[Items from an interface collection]

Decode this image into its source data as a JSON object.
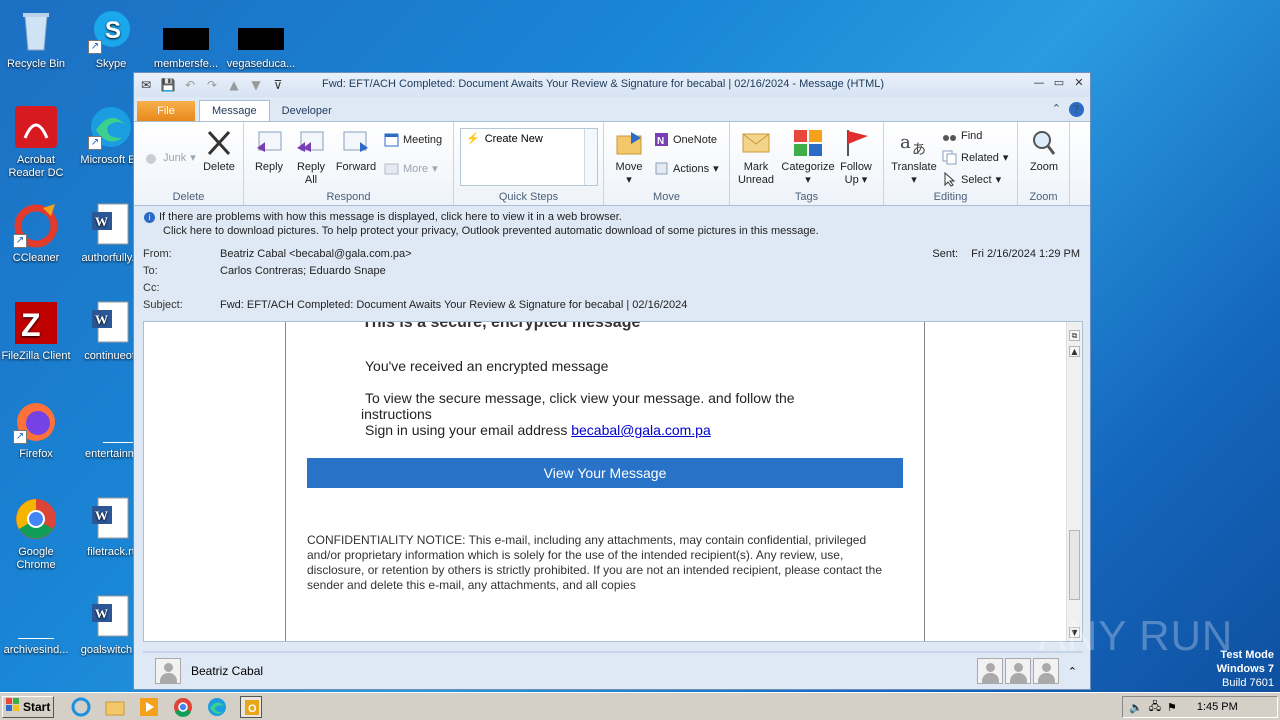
{
  "desktop": {
    "icons": [
      {
        "label": "Recycle Bin"
      },
      {
        "label": "Skype"
      },
      {
        "label": "membersfe..."
      },
      {
        "label": "vegaseduca..."
      },
      {
        "label": "Acrobat Reader DC"
      },
      {
        "label": "Microsoft Ed"
      },
      {
        "label": "CCleaner"
      },
      {
        "label": "authorfully..."
      },
      {
        "label": "FileZilla Client"
      },
      {
        "label": "continueoff"
      },
      {
        "label": "Firefox"
      },
      {
        "label": "entertainm"
      },
      {
        "label": "Google Chrome"
      },
      {
        "label": "filetrack.rt"
      },
      {
        "label": "archivesind..."
      },
      {
        "label": "goalswitch..."
      }
    ]
  },
  "window": {
    "title": "Fwd: EFT/ACH Completed: Document Awaits Your Review & Signature for becabal | 02/16/2024  -  Message (HTML)"
  },
  "tabs": {
    "file": "File",
    "message": "Message",
    "developer": "Developer"
  },
  "ribbon": {
    "delete_group": {
      "label": "Delete",
      "junk": "Junk",
      "delete": "Delete"
    },
    "respond_group": {
      "label": "Respond",
      "reply": "Reply",
      "reply_all_1": "Reply",
      "reply_all_2": "All",
      "forward": "Forward",
      "meeting": "Meeting",
      "more": "More"
    },
    "quick_steps_group": {
      "label": "Quick Steps",
      "create_new": "Create New"
    },
    "move_group": {
      "label": "Move",
      "move": "Move",
      "onenote": "OneNote",
      "actions": "Actions"
    },
    "tags_group": {
      "label": "Tags",
      "mark_unread_1": "Mark",
      "mark_unread_2": "Unread",
      "categorize": "Categorize",
      "follow_up_1": "Follow",
      "follow_up_2": "Up"
    },
    "editing_group": {
      "label": "Editing",
      "translate": "Translate",
      "find": "Find",
      "related": "Related",
      "select": "Select"
    },
    "zoom_group": {
      "label": "Zoom",
      "zoom": "Zoom"
    }
  },
  "infobar": {
    "line1": "If there are problems with how this message is displayed, click here to view it in a web browser.",
    "line2": "Click here to download pictures. To help protect your privacy, Outlook prevented automatic download of some pictures in this message."
  },
  "headers": {
    "from_label": "From:",
    "from_value": "Beatriz Cabal <becabal@gala.com.pa>",
    "to_label": "To:",
    "to_value": "Carlos Contreras; Eduardo Snape",
    "cc_label": "Cc:",
    "cc_value": "",
    "subject_label": "Subject:",
    "subject_value": "Fwd: EFT/ACH Completed: Document Awaits Your Review & Signature for becabal | 02/16/2024",
    "sent_label": "Sent:",
    "sent_value": "Fri 2/16/2024 1:29 PM"
  },
  "message": {
    "heading": "This is a secure, encrypted message",
    "received": "You've received an encrypted message",
    "instructions_1": "To view the secure message, click view your message. and follow the",
    "instructions_2": "instructions",
    "sign_in": "Sign in using your email address",
    "email": "becabal@gala.com.pa",
    "button": "View Your Message",
    "confidentiality_1": "CONFIDENTIALITY NOTICE: This e-mail, including any attachments, may contain confidential, privileged",
    "confidentiality_2": "and/or proprietary information which is solely for the use of the intended recipient(s). Any review, use,",
    "confidentiality_3": "disclosure, or retention by others is strictly prohibited. If you are not an intended recipient, please contact the",
    "confidentiality_4": "sender and delete this e-mail, any attachments, and all copies"
  },
  "people_pane": {
    "name": "Beatriz Cabal"
  },
  "taskbar": {
    "start": "Start",
    "time": "1:45 PM"
  },
  "watermark": {
    "line1": "Test Mode",
    "line2": "Windows 7",
    "line3": "Build 7601",
    "brand": "ANY RUN"
  },
  "colors": {
    "button_blue": "#2872c8",
    "link_blue": "#0000cc",
    "file_tab": "#e8881b"
  }
}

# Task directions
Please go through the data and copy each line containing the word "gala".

# Result of this task
    "from_value": "Beatriz Cabal <becabal@gala.com.pa>",
    "email": "becabal@gala.com.pa",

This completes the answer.